Department of Neurobiology; Reppert Lab; Weaver Lab
ARNTL Transcription Factors; Animals; Basic Helix-Loop-Helix Transcription Factors; Biological Clocks; CLOCK Proteins; Circadian Rhythm; Dimerization; Feedback, Physiological; Light; Liver; Mice; Mice, Inbred C57BL; Mice, Knockout; Mice, Transgenic; Motor Activity; Phenotype; Photic Stimulation; RNA, Messenger; Suprachiasmatic Nucleus; Trans-Activators
Neuroscience and Neurobiology
The circadian clock mechanism in the mouse is composed of interlocking transcriptional feedback loops. Two transcription factors, CLOCK and BMAL1, are believed to be essential components of the circadian clock. We have used the Cre-LoxP system to generate whole-animal knockouts of CLOCK and evaluated the resultant circadian phenotypes. Surprisingly, CLOCK-deficient mice continue to express robust circadian rhythms in locomotor activity, although they do have altered responses to light. At the molecular and biochemical levels, clock gene mRNA and protein levels in both the master clock in the suprachiasmatic nuclei and a peripheral clock in the liver show alterations in the CLOCK-deficient animals, although the molecular feedback loops continue to function. Our data challenge a central feature of the current mammalian circadian clock model regarding the necessity of CLOCK:BMAL1 heterodimers for clock function.
DOI of Published Version
Neuron. 2006 May 4;50(3):465-77. Link to article on publisher's site
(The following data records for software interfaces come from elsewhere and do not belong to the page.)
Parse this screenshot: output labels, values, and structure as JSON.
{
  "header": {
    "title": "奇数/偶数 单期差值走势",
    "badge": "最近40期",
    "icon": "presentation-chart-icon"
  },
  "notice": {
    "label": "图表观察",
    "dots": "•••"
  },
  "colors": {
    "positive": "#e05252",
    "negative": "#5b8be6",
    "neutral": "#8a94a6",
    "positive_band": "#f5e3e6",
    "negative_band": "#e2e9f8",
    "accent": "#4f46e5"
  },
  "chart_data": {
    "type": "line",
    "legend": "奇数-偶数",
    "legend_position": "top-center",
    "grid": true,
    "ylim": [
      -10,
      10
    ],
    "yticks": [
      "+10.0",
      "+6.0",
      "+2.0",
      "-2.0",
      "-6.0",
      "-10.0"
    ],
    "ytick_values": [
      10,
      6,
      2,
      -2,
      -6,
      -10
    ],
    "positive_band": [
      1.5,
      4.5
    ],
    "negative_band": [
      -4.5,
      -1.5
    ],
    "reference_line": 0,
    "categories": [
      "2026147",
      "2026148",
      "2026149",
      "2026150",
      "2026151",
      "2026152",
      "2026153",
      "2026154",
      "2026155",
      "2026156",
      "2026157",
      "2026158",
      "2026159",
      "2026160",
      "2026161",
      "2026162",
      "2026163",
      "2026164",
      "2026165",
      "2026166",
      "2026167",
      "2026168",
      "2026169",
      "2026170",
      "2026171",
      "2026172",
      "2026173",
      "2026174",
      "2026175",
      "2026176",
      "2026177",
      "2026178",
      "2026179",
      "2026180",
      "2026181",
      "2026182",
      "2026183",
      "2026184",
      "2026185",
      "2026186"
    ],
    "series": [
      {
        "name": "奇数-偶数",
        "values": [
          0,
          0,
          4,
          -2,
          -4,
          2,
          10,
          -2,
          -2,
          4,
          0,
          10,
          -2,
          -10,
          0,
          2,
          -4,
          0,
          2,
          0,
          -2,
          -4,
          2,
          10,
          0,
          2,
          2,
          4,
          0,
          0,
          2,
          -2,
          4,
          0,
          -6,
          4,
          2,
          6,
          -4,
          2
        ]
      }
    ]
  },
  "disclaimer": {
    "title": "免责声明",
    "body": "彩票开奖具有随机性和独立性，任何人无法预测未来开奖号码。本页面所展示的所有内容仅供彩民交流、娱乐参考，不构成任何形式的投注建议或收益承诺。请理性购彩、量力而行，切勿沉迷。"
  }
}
DeBruyne JP, Noton E, Lambert CM, Maywood ES, Weaver DR, Reppert SM. (2006). A clock shock: mouse CLOCK is not required for circadian oscillator function. Neurobiology Publications. https://doi.org/10.1016/j.neuron.2006.03.041. Retrieved from https://escholarship.umassmed.edu/neurobiology_pp/58